Task brief:
Where the string "value" appears in a line of the material below, copy that line.

[Supplied entries Boundary: Start]

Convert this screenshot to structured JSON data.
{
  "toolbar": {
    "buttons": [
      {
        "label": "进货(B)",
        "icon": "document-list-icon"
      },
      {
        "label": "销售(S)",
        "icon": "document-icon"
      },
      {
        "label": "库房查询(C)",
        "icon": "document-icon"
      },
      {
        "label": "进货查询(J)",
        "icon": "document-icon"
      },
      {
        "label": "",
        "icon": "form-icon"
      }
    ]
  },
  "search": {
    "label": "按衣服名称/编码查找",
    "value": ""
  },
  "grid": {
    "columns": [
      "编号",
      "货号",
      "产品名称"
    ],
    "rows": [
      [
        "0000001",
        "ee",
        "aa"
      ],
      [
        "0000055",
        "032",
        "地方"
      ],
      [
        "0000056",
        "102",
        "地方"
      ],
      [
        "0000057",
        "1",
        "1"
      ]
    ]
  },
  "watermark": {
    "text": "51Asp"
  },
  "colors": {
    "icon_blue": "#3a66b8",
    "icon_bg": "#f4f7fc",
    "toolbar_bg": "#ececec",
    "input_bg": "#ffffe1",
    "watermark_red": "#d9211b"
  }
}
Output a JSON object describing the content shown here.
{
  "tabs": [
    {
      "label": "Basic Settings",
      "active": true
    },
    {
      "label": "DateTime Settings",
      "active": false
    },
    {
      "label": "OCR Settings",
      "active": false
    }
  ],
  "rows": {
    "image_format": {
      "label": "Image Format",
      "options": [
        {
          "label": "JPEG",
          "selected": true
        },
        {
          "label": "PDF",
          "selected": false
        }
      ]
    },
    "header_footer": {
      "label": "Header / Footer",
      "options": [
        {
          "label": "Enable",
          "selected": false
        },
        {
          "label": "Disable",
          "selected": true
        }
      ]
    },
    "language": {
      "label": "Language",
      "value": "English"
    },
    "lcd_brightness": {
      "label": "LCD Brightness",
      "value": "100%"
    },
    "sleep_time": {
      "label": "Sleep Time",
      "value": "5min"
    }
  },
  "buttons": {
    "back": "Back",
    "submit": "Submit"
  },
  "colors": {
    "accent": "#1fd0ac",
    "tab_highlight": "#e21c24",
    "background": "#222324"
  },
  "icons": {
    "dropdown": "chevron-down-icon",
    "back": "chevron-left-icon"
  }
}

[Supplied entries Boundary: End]

Problem solution:
    "value": ""
      "value": "English"
      "value": "100%"
      "value": "5min"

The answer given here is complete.